The input:
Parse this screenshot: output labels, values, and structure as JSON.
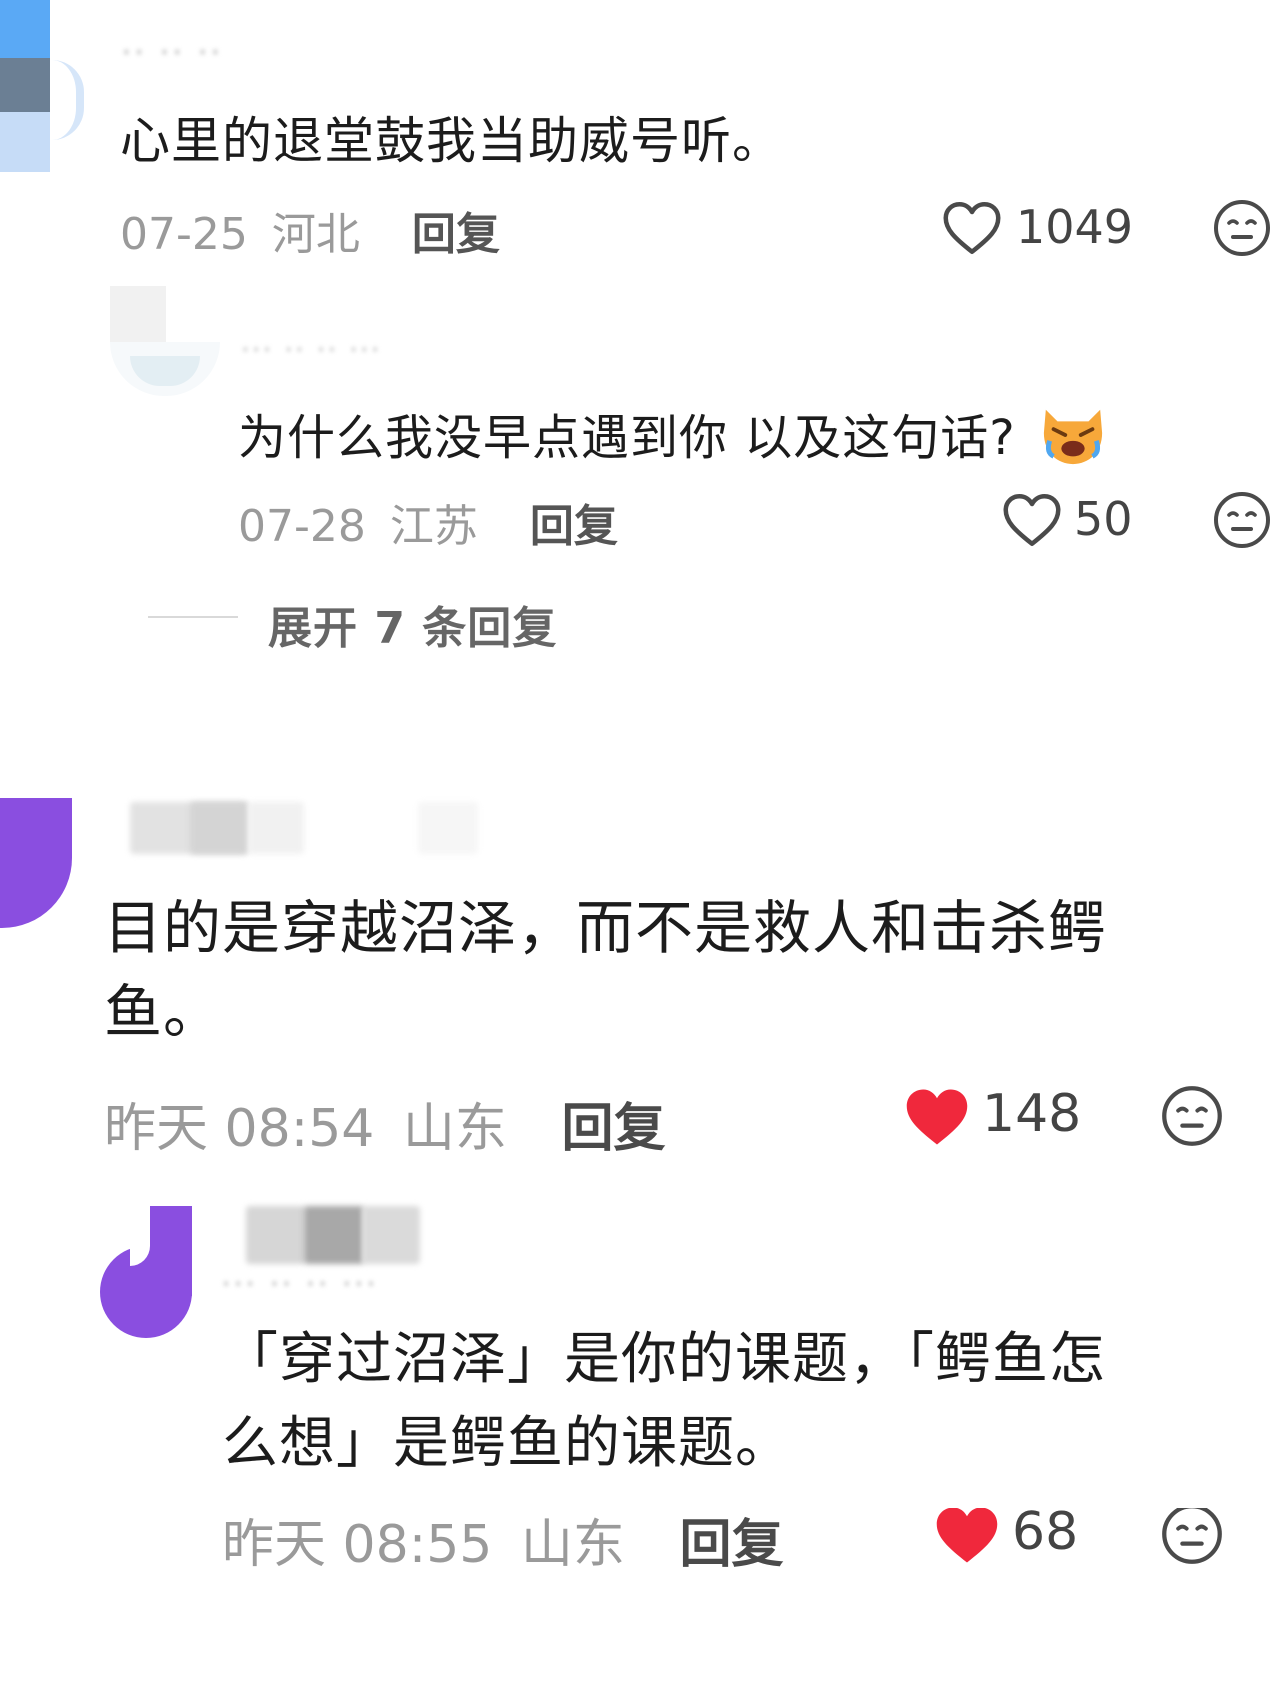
{
  "comments": [
    {
      "text": "心里的退堂鼓我当助威号听。",
      "date": "07-25",
      "region": "河北",
      "reply_label": "回复",
      "likes": "1049",
      "liked": false
    },
    {
      "text": "为什么我没早点遇到你 以及这句话?",
      "date": "07-28",
      "region": "江苏",
      "reply_label": "回复",
      "likes": "50",
      "liked": false
    },
    {
      "text_line1": "目的是穿越沼泽，而不是救人和击杀鳄",
      "text_line2": "鱼。",
      "time": "昨天 08:54",
      "region": "山东",
      "reply_label": "回复",
      "likes": "148",
      "liked": true
    },
    {
      "text_line1": "「穿过沼泽」是你的课题，「鳄鱼怎",
      "text_line2": "么想」是鳄鱼的课题。",
      "time": "昨天 08:55",
      "region": "山东",
      "reply_label": "回复",
      "likes": "68",
      "liked": true
    }
  ],
  "expand_replies": "展开 7 条回复",
  "colors": {
    "liked_heart": "#f0283c",
    "meta_gray": "#9a9a9a",
    "avatar_purple": "#8a4ee0",
    "avatar_blue": "#5aa9f5"
  },
  "icons": [
    "heart-outline-icon",
    "heart-filled-icon",
    "meh-face-icon",
    "crying-cat-emoji"
  ]
}
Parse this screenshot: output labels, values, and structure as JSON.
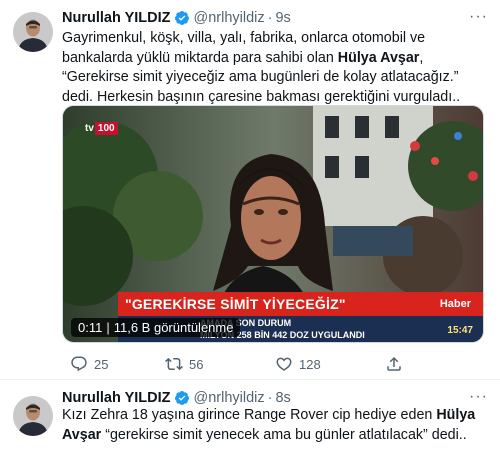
{
  "tweets": [
    {
      "author": {
        "name": "Nurullah YILDIZ",
        "handle": "@nrlhyildiz",
        "separator": "·",
        "time": "9s",
        "verified": true
      },
      "text_parts": [
        "Gayrimenkul, köşk, villa, yalı, fabrika, onlarca otomobil ve bankalarda yüklü miktarda para sahibi olan ",
        "Hülya Avşar",
        ", “Gerekirse simit yiyeceğiz ama bugünleri de kolay atlatacağız.” dedi. Herkesin başının çaresine bakması gerektiğini vurguladı.."
      ],
      "media": {
        "channel": "tv",
        "channel_box": "100",
        "banner_title": "\"GEREKİRSE SİMİT YİYECEĞİZ\"",
        "banner_brand": "Haber",
        "ticker_line1": "AMADA SON DURUM",
        "ticker_line2": "MİLYON 258 BİN 442 DOZ UYGULANDI",
        "clock": "15:47",
        "duration": "0:11",
        "separator": "|",
        "views": "11,6 B görüntülenme"
      },
      "actions": {
        "replies": "25",
        "retweets": "56",
        "likes": "128"
      },
      "more": "···"
    },
    {
      "author": {
        "name": "Nurullah YILDIZ",
        "handle": "@nrlhyildiz",
        "separator": "·",
        "time": "8s",
        "verified": true
      },
      "text_parts": [
        "Kızı Zehra 18 yaşına girince Range Rover cip hediye eden ",
        "Hülya Avşar",
        " “gerekirse simit yenecek ama bu günler atlatılacak” dedi.."
      ],
      "more": "···"
    }
  ],
  "icons": {
    "verified": "verified-badge-icon",
    "reply": "reply-icon",
    "retweet": "retweet-icon",
    "like": "heart-icon",
    "share": "share-icon",
    "more": "more-icon"
  },
  "colors": {
    "verified_blue": "#1d9bf0",
    "secondary_text": "#536471",
    "banner_red": "#d8241c",
    "ticker_navy": "#1b2f52"
  }
}
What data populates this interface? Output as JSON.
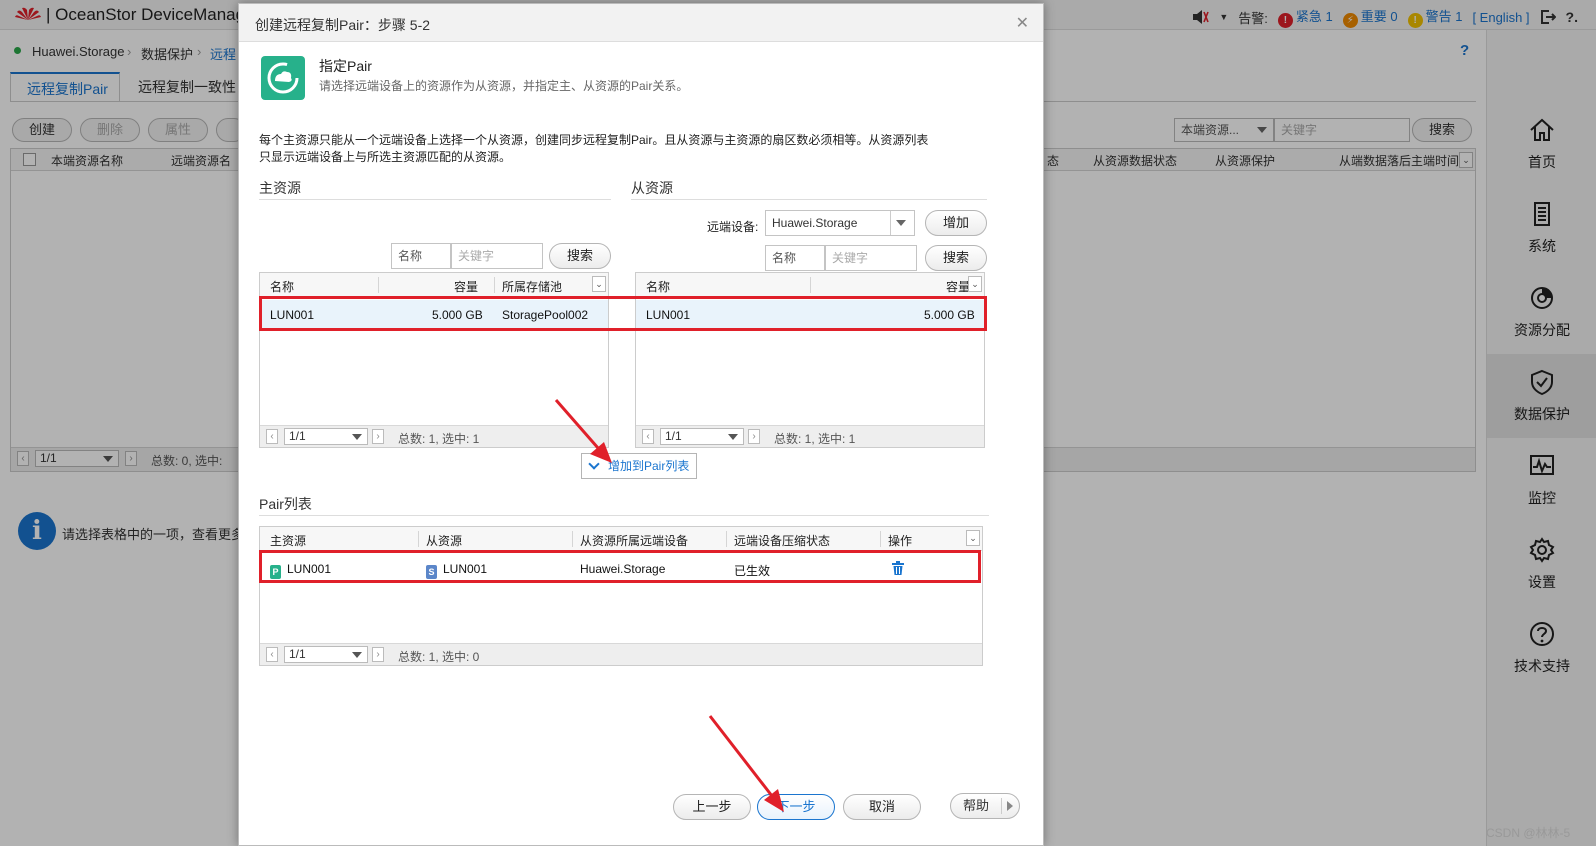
{
  "app": {
    "title": "OceanStor DeviceManag",
    "alarm_label": "告警:",
    "urgent": "紧急 1",
    "major": "重要 0",
    "warning": "警告 1",
    "language": "[ English ]",
    "help": "?"
  },
  "breadcrumb": {
    "device": "Huawei.Storage",
    "section": "数据保护",
    "current": "远程"
  },
  "tabs": [
    {
      "label": "远程复制Pair"
    },
    {
      "label": "远程复制一致性"
    }
  ],
  "toolbar": {
    "create": "创建",
    "delete": "删除",
    "properties": "属性",
    "filter": "本端资源...",
    "keyword_placeholder": "关键字",
    "search": "搜索"
  },
  "bg_table": {
    "columns": [
      "本端资源名称",
      "远端资源名",
      "态",
      "从资源数据状态",
      "从资源保护",
      "从端数据落后主端时间"
    ],
    "page": "1/1",
    "summary": "总数: 0, 选中:"
  },
  "info": {
    "text": "请选择表格中的一项，查看更多"
  },
  "nav": [
    {
      "label": "首页",
      "icon": "home-icon"
    },
    {
      "label": "系统",
      "icon": "system-icon"
    },
    {
      "label": "资源分配",
      "icon": "resource-icon"
    },
    {
      "label": "数据保护",
      "icon": "shield-icon"
    },
    {
      "label": "监控",
      "icon": "monitor-icon"
    },
    {
      "label": "设置",
      "icon": "gear-icon"
    },
    {
      "label": "技术支持",
      "icon": "support-icon"
    }
  ],
  "modal": {
    "title": "创建远程复制Pair：步骤 5-2",
    "step_title": "指定Pair",
    "step_subtitle": "请选择远端设备上的资源作为从资源，并指定主、从资源的Pair关系。",
    "description_line1": "每个主资源只能从一个远端设备上选择一个从资源，创建同步远程复制Pair。且从资源与主资源的扇区数必须相等。从资源列表",
    "description_line2": "只显示远端设备上与所选主资源匹配的从资源。",
    "primary": {
      "title": "主资源",
      "name_label": "名称",
      "keyword_placeholder": "关键字",
      "search": "搜索",
      "columns": [
        "名称",
        "容量",
        "所属存储池"
      ],
      "rows": [
        {
          "name": "LUN001",
          "capacity": "5.000 GB",
          "pool": "StoragePool002"
        }
      ],
      "page": "1/1",
      "summary": "总数: 1, 选中: 1"
    },
    "secondary": {
      "title": "从资源",
      "remote_label": "远端设备:",
      "remote_value": "Huawei.Storage",
      "add": "增加",
      "name_label": "名称",
      "keyword_placeholder": "关键字",
      "search": "搜索",
      "columns": [
        "名称",
        "容量"
      ],
      "rows": [
        {
          "name": "LUN001",
          "capacity": "5.000 GB"
        }
      ],
      "page": "1/1",
      "summary": "总数: 1, 选中: 1"
    },
    "add_to_pair": "增加到Pair列表",
    "pair": {
      "title": "Pair列表",
      "columns": [
        "主资源",
        "从资源",
        "从资源所属远端设备",
        "远端设备压缩状态",
        "操作"
      ],
      "rows": [
        {
          "primary": "LUN001",
          "primary_badge": "P",
          "secondary": "LUN001",
          "secondary_badge": "S",
          "device": "Huawei.Storage",
          "compression": "已生效"
        }
      ],
      "page": "1/1",
      "summary": "总数: 1, 选中: 0"
    },
    "buttons": {
      "prev": "上一步",
      "next": "下一步",
      "cancel": "取消",
      "help": "帮助"
    }
  },
  "watermark": "CSDN @林林-5",
  "colors": {
    "accent": "#1a75cf",
    "highlight": "#e0202a",
    "step_icon": "#27b18b"
  }
}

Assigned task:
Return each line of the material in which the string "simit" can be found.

Solution for this problem:
        ", “Gerekirse simit yiyeceğiz ama bugünleri de kolay atlatacağız.” dedi. Herkesin başının çaresine bakması gerektiğini vurguladı.."
        " “gerekirse simit yenecek ama bu günler atlatılacak” dedi.."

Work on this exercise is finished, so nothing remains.